--- ENTRIES SHOWN ---
★ ★ ★ ★

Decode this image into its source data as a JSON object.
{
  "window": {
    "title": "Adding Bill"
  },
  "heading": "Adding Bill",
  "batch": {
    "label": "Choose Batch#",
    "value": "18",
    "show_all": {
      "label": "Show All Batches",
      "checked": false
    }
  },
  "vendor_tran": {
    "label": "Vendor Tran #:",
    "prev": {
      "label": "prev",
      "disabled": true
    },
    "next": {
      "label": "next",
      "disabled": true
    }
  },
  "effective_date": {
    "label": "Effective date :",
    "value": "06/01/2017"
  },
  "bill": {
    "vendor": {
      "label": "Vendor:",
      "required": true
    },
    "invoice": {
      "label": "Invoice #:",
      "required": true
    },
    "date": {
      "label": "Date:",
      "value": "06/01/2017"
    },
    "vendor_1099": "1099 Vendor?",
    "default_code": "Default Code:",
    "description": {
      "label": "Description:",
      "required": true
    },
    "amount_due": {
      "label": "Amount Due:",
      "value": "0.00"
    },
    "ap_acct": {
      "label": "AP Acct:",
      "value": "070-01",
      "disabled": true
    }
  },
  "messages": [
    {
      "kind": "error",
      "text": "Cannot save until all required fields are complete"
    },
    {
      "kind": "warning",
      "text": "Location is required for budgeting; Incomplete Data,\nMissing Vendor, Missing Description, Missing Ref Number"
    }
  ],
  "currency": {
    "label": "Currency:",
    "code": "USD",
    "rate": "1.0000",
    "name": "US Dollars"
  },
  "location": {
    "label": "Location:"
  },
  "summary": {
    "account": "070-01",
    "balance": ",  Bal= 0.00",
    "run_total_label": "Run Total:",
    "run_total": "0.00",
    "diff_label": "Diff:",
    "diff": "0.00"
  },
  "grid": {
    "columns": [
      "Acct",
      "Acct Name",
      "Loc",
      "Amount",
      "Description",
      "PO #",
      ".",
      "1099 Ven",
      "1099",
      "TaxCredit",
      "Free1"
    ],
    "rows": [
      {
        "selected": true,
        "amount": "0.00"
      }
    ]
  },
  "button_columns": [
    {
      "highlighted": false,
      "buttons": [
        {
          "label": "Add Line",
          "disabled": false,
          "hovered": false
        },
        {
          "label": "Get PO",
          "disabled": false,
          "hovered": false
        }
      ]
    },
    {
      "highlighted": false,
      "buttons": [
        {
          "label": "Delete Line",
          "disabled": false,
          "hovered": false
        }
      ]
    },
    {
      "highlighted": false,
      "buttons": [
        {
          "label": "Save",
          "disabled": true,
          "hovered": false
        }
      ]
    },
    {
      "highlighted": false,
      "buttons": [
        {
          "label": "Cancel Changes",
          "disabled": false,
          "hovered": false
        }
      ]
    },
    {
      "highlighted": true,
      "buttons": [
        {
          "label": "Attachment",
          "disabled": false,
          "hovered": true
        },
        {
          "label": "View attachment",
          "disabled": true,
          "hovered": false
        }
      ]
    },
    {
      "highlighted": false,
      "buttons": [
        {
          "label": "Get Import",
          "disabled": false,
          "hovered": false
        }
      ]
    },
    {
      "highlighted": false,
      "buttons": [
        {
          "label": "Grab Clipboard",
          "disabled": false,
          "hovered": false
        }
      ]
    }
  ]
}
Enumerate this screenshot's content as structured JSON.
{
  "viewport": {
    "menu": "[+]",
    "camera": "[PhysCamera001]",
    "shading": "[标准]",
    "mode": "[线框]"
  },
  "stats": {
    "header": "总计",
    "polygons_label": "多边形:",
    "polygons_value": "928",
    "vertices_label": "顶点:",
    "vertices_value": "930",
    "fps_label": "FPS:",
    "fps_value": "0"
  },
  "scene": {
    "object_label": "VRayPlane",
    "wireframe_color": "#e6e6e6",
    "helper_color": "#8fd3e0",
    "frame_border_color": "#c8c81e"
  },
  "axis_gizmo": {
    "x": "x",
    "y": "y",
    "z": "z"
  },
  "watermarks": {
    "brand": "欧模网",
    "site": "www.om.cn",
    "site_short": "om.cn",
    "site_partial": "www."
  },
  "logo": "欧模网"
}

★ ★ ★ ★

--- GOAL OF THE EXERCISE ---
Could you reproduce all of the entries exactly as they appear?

--- ANSWER FOR THIS EXERCISE ---
Decode this image into its source data as a JSON object.
{
  "window": {
    "title": "Adding Bill"
  },
  "heading": "Adding Bill",
  "batch": {
    "label": "Choose Batch#",
    "value": "18",
    "show_all": {
      "label": "Show All Batches",
      "checked": false
    }
  },
  "vendor_tran": {
    "label": "Vendor Tran #:",
    "prev": {
      "label": "prev",
      "disabled": true
    },
    "next": {
      "label": "next",
      "disabled": true
    }
  },
  "effective_date": {
    "label": "Effective date :",
    "value": "06/01/2017"
  },
  "bill": {
    "vendor": {
      "label": "Vendor:",
      "required": true
    },
    "invoice": {
      "label": "Invoice #:",
      "required": true
    },
    "date": {
      "label": "Date:",
      "value": "06/01/2017"
    },
    "vendor_1099": "1099 Vendor?",
    "default_code": "Default Code:",
    "description": {
      "label": "Description:",
      "required": true
    },
    "amount_due": {
      "label": "Amount Due:",
      "value": "0.00"
    },
    "ap_acct": {
      "label": "AP Acct:",
      "value": "070-01",
      "disabled": true
    }
  },
  "messages": [
    {
      "kind": "error",
      "text": "Cannot save until all required fields are complete"
    },
    {
      "kind": "warning",
      "text": "Location is required for budgeting; Incomplete Data,\nMissing Vendor, Missing Description, Missing Ref Number"
    }
  ],
  "currency": {
    "label": "Currency:",
    "code": "USD",
    "rate": "1.0000",
    "name": "US Dollars"
  },
  "location": {
    "label": "Location:"
  },
  "summary": {
    "account": "070-01",
    "balance": ",  Bal= 0.00",
    "run_total_label": "Run Total:",
    "run_total": "0.00",
    "diff_label": "Diff:",
    "diff": "0.00"
  },
  "grid": {
    "columns": [
      "Acct",
      "Acct Name",
      "Loc",
      "Amount",
      "Description",
      "PO #",
      ".",
      "1099 Ven",
      "1099",
      "TaxCredit",
      "Free1"
    ],
    "rows": [
      {
        "selected": true,
        "amount": "0.00"
      }
    ]
  },
  "button_columns": [
    {
      "highlighted": false,
      "buttons": [
        {
          "label": "Add Line",
          "disabled": false,
          "hovered": false
        },
        {
          "label": "Get PO",
          "disabled": false,
          "hovered": false
        }
      ]
    },
    {
      "highlighted": false,
      "buttons": [
        {
          "label": "Delete Line",
          "disabled": false,
          "hovered": false
        }
      ]
    },
    {
      "highlighted": false,
      "buttons": [
        {
          "label": "Save",
          "disabled": true,
          "hovered": false
        }
      ]
    },
    {
      "highlighted": false,
      "buttons": [
        {
          "label": "Cancel Changes",
          "disabled": false,
          "hovered": false
        }
      ]
    },
    {
      "highlighted": true,
      "buttons": [
        {
          "label": "Attachment",
          "disabled": false,
          "hovered": true
        },
        {
          "label": "View attachment",
          "disabled": true,
          "hovered": false
        }
      ]
    },
    {
      "highlighted": false,
      "buttons": [
        {
          "label": "Get Import",
          "disabled": false,
          "hovered": false
        }
      ]
    },
    {
      "highlighted": false,
      "buttons": [
        {
          "label": "Grab Clipboard",
          "disabled": false,
          "hovered": false
        }
      ]
    }
  ]
}
Enumerate this screenshot's content as structured JSON.
{
  "viewport": {
    "menu": "[+]",
    "camera": "[PhysCamera001]",
    "shading": "[标准]",
    "mode": "[线框]"
  },
  "stats": {
    "header": "总计",
    "polygons_label": "多边形:",
    "polygons_value": "928",
    "vertices_label": "顶点:",
    "vertices_value": "930",
    "fps_label": "FPS:",
    "fps_value": "0"
  },
  "scene": {
    "object_label": "VRayPlane",
    "wireframe_color": "#e6e6e6",
    "helper_color": "#8fd3e0",
    "frame_border_color": "#c8c81e"
  },
  "axis_gizmo": {
    "x": "x",
    "y": "y",
    "z": "z"
  },
  "watermarks": {
    "brand": "欧模网",
    "site": "www.om.cn",
    "site_short": "om.cn",
    "site_partial": "www."
  },
  "logo": "欧模网"
}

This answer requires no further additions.